» **EXERCISE MATERIALS**
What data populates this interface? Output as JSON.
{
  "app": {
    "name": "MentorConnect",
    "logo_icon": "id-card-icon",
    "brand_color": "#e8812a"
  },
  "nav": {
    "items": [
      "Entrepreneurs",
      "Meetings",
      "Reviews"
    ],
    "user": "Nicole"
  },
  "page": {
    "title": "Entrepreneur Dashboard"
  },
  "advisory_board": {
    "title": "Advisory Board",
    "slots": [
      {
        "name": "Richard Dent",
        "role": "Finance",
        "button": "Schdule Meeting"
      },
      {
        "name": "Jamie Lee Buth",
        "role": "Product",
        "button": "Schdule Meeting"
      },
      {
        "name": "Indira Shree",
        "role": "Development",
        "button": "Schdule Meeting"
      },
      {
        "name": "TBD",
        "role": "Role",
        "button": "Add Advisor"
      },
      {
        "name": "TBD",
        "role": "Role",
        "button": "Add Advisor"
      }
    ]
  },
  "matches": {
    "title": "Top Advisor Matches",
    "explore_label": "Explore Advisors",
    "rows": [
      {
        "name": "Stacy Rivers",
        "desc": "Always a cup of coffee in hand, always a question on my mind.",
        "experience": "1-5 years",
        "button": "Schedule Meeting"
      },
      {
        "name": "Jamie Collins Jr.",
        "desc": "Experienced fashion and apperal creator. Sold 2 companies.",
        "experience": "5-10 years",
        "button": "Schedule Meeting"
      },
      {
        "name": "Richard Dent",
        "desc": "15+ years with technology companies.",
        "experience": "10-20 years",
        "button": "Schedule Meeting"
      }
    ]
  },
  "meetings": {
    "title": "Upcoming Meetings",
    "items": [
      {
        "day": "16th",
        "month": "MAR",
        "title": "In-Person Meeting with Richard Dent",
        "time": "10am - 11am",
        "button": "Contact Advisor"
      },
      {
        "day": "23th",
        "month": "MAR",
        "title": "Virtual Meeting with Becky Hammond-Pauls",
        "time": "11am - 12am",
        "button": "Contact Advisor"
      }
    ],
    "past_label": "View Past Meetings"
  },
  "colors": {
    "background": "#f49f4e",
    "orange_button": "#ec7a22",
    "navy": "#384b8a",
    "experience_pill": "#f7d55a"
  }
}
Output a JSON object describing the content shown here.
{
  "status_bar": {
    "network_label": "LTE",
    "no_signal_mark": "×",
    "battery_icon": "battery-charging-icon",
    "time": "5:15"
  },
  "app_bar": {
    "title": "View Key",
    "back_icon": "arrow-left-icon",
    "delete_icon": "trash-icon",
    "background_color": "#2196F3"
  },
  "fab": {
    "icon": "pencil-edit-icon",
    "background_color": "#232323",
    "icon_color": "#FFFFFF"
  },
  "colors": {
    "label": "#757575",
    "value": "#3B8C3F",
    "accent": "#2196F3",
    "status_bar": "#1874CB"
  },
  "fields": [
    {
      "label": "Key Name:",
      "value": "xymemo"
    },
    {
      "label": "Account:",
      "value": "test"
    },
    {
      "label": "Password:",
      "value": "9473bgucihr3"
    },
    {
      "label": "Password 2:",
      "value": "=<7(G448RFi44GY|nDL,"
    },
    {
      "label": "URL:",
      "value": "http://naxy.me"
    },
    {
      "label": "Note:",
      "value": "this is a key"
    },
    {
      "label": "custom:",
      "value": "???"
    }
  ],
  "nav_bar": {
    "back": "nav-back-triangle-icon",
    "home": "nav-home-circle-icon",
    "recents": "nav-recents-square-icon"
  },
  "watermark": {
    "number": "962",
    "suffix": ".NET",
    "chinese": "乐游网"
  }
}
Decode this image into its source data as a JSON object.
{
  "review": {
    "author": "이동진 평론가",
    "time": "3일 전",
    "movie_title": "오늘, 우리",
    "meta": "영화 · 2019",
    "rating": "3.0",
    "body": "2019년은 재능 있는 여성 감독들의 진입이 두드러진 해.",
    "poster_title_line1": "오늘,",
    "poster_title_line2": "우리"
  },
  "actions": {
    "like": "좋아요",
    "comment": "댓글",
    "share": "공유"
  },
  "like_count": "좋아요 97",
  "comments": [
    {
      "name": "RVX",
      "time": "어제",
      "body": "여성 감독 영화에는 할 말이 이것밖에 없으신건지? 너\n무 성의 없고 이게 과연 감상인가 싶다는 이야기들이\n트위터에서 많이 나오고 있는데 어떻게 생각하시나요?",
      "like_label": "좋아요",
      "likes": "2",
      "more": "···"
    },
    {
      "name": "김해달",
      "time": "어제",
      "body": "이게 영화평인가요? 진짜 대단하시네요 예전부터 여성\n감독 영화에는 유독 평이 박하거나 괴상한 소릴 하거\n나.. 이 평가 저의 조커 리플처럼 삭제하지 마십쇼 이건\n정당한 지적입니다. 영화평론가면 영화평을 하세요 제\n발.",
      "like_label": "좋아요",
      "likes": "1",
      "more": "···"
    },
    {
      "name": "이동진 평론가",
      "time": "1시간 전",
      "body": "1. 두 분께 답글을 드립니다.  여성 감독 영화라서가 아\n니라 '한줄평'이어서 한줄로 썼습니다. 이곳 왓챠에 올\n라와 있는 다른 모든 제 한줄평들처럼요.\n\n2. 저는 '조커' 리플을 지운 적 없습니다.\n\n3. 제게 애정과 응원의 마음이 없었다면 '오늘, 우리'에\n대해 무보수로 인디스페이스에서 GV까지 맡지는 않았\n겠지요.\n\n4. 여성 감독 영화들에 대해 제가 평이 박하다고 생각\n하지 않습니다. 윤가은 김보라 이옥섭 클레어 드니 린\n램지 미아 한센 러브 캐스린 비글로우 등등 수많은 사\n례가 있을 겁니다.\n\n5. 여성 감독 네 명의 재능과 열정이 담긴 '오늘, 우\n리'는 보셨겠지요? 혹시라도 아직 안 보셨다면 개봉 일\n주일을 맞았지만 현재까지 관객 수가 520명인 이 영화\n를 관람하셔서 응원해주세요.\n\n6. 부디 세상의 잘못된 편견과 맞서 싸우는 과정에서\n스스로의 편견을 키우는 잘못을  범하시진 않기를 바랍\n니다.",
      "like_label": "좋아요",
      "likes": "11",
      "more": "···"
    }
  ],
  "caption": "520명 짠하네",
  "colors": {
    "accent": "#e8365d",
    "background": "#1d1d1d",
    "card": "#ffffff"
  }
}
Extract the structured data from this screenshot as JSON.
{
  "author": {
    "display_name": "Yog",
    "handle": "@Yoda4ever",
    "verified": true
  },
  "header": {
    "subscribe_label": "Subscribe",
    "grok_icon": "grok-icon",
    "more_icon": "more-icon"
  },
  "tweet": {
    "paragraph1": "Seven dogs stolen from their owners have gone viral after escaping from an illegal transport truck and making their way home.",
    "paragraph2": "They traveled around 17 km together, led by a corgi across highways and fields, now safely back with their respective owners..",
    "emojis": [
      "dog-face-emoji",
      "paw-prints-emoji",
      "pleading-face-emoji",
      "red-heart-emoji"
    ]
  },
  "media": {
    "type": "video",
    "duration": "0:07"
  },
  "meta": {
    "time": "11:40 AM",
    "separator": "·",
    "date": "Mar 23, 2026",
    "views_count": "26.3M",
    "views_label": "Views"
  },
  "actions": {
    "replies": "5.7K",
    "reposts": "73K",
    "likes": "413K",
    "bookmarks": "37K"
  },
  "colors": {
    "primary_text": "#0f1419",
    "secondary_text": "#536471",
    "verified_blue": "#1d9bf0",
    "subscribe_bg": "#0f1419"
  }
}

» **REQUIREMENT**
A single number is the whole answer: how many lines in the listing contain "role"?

» **SOLUTION TO THE PROBLEM**
5